__Provided data__:
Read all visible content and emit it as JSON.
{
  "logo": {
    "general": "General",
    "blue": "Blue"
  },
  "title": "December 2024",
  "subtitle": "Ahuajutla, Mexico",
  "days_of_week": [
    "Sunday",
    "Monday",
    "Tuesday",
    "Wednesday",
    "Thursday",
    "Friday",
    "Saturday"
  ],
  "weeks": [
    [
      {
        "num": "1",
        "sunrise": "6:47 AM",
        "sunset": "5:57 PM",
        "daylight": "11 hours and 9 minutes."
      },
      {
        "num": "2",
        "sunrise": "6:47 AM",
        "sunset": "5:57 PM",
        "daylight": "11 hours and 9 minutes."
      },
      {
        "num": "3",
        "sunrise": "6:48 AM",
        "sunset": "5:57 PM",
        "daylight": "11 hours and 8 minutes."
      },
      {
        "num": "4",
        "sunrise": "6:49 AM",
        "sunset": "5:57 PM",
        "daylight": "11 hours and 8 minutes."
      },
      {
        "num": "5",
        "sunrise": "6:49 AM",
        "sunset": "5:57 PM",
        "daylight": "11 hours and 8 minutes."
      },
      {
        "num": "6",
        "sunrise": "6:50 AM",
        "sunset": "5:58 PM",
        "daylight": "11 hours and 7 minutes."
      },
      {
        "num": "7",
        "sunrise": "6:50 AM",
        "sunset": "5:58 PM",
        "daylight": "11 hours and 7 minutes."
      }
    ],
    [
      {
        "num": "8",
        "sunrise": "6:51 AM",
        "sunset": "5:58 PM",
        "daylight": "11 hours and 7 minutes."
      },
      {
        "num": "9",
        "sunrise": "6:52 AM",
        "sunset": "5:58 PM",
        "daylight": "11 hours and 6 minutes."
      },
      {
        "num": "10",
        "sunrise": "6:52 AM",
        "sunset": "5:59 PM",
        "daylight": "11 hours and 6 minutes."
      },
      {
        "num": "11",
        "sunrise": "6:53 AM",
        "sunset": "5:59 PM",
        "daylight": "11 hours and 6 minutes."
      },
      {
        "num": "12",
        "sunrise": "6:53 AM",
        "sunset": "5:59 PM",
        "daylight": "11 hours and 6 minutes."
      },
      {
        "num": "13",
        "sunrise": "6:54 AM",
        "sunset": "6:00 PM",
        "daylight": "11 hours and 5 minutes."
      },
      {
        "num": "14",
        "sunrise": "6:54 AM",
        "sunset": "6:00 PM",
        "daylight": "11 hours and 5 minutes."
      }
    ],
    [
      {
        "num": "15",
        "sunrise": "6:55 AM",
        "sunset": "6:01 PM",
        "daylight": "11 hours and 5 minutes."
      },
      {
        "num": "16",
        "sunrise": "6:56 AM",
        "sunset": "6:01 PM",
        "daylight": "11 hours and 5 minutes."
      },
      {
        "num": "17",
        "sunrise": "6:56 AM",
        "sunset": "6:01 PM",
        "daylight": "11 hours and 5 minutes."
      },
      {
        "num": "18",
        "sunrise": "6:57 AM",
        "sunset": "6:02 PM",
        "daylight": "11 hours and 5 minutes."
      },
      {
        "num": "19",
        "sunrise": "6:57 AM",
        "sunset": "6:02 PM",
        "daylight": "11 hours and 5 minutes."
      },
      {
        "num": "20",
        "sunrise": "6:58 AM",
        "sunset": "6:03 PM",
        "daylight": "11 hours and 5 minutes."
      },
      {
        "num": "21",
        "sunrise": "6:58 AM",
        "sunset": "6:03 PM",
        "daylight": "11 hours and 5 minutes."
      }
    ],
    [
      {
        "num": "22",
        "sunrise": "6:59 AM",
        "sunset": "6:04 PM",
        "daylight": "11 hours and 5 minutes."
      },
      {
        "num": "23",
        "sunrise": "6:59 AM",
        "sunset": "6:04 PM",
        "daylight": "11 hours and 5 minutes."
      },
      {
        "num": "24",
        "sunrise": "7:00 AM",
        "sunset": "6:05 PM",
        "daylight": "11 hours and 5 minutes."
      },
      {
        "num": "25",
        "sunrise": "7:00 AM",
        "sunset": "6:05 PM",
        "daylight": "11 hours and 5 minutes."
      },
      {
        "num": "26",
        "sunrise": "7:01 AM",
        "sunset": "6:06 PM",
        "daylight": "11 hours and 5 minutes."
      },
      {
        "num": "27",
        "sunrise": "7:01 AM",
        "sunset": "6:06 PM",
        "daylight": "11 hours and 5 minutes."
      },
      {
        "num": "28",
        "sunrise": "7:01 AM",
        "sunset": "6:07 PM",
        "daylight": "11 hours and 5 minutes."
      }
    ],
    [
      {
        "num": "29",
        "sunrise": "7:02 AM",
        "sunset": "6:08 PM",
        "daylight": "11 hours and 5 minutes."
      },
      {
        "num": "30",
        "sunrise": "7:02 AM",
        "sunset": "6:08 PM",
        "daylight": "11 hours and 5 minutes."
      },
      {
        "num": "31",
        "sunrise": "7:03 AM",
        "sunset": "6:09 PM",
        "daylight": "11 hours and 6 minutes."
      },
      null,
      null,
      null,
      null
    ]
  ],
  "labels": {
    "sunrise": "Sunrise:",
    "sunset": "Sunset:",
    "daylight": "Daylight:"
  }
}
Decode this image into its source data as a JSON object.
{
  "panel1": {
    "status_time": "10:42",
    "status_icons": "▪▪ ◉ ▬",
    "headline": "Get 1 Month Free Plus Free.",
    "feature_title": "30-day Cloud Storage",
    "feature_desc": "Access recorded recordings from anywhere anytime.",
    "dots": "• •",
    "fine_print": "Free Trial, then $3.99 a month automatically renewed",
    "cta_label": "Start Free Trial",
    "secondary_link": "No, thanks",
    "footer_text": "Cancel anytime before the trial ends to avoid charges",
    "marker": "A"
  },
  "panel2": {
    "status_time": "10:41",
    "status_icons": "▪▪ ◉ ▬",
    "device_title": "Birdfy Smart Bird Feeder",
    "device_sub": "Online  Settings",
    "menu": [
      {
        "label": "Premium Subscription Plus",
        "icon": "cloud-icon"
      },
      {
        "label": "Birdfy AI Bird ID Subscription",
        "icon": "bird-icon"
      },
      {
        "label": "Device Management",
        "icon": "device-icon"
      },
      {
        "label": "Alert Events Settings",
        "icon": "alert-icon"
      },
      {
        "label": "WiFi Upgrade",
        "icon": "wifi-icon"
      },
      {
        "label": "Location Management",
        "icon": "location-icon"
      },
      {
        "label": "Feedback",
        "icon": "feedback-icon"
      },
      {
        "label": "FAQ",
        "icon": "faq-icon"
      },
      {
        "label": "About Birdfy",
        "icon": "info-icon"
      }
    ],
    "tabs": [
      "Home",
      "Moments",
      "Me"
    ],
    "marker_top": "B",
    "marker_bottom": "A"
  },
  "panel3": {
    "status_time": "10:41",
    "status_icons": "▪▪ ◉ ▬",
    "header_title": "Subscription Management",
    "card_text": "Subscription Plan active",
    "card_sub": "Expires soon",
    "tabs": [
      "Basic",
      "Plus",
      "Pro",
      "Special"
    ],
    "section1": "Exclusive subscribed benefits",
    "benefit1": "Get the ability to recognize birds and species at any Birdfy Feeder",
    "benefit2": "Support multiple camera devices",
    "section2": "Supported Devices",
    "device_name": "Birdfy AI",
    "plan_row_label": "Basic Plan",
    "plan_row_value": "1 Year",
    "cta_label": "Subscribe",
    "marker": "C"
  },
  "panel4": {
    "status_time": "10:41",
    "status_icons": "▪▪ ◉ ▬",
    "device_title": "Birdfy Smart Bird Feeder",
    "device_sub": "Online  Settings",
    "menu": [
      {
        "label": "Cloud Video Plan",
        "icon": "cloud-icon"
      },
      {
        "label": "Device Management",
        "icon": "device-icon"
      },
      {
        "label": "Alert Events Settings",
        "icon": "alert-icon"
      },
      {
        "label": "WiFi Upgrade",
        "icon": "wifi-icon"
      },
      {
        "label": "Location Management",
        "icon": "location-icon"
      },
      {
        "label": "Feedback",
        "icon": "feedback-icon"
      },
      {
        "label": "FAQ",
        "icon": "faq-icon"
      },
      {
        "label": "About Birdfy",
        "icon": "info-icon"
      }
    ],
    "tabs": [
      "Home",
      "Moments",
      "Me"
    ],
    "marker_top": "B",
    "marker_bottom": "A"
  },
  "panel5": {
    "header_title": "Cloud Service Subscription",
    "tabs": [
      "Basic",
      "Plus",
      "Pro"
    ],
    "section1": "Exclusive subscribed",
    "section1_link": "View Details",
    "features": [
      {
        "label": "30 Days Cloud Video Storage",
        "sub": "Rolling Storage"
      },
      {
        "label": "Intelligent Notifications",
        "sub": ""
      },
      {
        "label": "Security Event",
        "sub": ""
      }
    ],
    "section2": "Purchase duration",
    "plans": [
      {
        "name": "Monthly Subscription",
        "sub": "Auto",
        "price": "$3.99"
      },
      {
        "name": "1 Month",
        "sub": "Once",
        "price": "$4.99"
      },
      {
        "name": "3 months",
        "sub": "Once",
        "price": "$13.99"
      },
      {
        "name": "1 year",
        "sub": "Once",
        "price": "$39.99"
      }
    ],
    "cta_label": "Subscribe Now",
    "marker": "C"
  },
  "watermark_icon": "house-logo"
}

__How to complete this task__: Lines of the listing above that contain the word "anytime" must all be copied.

__Task solution__:
    "feature_desc": "Access recorded recordings from anywhere anytime.",
    "footer_text": "Cancel anytime before the trial ends to avoid charges",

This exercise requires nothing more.